**Exercise objective**
Please repeat the data in full, character for character.

*****

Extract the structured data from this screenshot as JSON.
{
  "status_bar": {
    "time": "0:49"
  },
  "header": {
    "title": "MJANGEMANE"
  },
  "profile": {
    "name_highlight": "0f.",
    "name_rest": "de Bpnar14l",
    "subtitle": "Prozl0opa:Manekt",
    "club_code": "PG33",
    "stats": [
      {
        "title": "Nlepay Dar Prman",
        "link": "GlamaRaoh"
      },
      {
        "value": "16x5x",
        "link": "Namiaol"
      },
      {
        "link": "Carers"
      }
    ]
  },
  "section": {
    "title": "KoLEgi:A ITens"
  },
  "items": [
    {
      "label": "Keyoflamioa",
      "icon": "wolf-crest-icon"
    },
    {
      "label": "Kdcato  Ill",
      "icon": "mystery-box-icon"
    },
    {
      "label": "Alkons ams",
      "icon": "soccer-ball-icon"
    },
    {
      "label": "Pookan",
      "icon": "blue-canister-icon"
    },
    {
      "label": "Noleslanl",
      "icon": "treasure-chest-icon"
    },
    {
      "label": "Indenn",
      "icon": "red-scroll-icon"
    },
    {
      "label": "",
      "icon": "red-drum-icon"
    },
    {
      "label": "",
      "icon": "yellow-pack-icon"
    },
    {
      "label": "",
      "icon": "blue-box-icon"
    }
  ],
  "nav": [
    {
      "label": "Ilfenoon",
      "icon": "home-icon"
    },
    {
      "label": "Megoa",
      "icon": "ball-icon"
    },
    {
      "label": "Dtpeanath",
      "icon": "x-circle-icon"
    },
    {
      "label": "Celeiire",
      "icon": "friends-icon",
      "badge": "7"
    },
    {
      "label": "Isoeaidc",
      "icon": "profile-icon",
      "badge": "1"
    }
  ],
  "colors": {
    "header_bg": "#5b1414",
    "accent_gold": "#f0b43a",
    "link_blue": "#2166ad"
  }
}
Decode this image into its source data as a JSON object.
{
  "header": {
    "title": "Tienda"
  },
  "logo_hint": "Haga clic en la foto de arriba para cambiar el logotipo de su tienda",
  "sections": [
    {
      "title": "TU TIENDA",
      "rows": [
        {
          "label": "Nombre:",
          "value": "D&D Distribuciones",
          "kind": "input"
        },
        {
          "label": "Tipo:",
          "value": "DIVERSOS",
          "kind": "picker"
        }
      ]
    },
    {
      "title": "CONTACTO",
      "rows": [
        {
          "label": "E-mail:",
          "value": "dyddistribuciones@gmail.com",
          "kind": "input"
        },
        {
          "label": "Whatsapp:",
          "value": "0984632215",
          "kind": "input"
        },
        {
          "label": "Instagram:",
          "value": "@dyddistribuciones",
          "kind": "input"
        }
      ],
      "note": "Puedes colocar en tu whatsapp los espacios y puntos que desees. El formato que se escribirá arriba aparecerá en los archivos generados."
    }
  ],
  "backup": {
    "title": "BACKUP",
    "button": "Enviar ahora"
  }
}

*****

**Response box**
Extract the structured data from this screenshot as JSON.
{
  "status_bar": {
    "time": "0:49"
  },
  "header": {
    "title": "MJANGEMANE"
  },
  "profile": {
    "name_highlight": "0f.",
    "name_rest": "de Bpnar14l",
    "subtitle": "Prozl0opa:Manekt",
    "club_code": "PG33",
    "stats": [
      {
        "title": "Nlepay Dar Prman",
        "link": "GlamaRaoh"
      },
      {
        "value": "16x5x",
        "link": "Namiaol"
      },
      {
        "link": "Carers"
      }
    ]
  },
  "section": {
    "title": "KoLEgi:A ITens"
  },
  "items": [
    {
      "label": "Keyoflamioa",
      "icon": "wolf-crest-icon"
    },
    {
      "label": "Kdcato  Ill",
      "icon": "mystery-box-icon"
    },
    {
      "label": "Alkons ams",
      "icon": "soccer-ball-icon"
    },
    {
      "label": "Pookan",
      "icon": "blue-canister-icon"
    },
    {
      "label": "Noleslanl",
      "icon": "treasure-chest-icon"
    },
    {
      "label": "Indenn",
      "icon": "red-scroll-icon"
    },
    {
      "label": "",
      "icon": "red-drum-icon"
    },
    {
      "label": "",
      "icon": "yellow-pack-icon"
    },
    {
      "label": "",
      "icon": "blue-box-icon"
    }
  ],
  "nav": [
    {
      "label": "Ilfenoon",
      "icon": "home-icon"
    },
    {
      "label": "Megoa",
      "icon": "ball-icon"
    },
    {
      "label": "Dtpeanath",
      "icon": "x-circle-icon"
    },
    {
      "label": "Celeiire",
      "icon": "friends-icon",
      "badge": "7"
    },
    {
      "label": "Isoeaidc",
      "icon": "profile-icon",
      "badge": "1"
    }
  ],
  "colors": {
    "header_bg": "#5b1414",
    "accent_gold": "#f0b43a",
    "link_blue": "#2166ad"
  }
}
Decode this image into its source data as a JSON object.
{
  "header": {
    "title": "Tienda"
  },
  "logo_hint": "Haga clic en la foto de arriba para cambiar el logotipo de su tienda",
  "sections": [
    {
      "title": "TU TIENDA",
      "rows": [
        {
          "label": "Nombre:",
          "value": "D&D Distribuciones",
          "kind": "input"
        },
        {
          "label": "Tipo:",
          "value": "DIVERSOS",
          "kind": "picker"
        }
      ]
    },
    {
      "title": "CONTACTO",
      "rows": [
        {
          "label": "E-mail:",
          "value": "dyddistribuciones@gmail.com",
          "kind": "input"
        },
        {
          "label": "Whatsapp:",
          "value": "0984632215",
          "kind": "input"
        },
        {
          "label": "Instagram:",
          "value": "@dyddistribuciones",
          "kind": "input"
        }
      ],
      "note": "Puedes colocar en tu whatsapp los espacios y puntos que desees. El formato que se escribirá arriba aparecerá en los archivos generados."
    }
  ],
  "backup": {
    "title": "BACKUP",
    "button": "Enviar ahora"
  }
}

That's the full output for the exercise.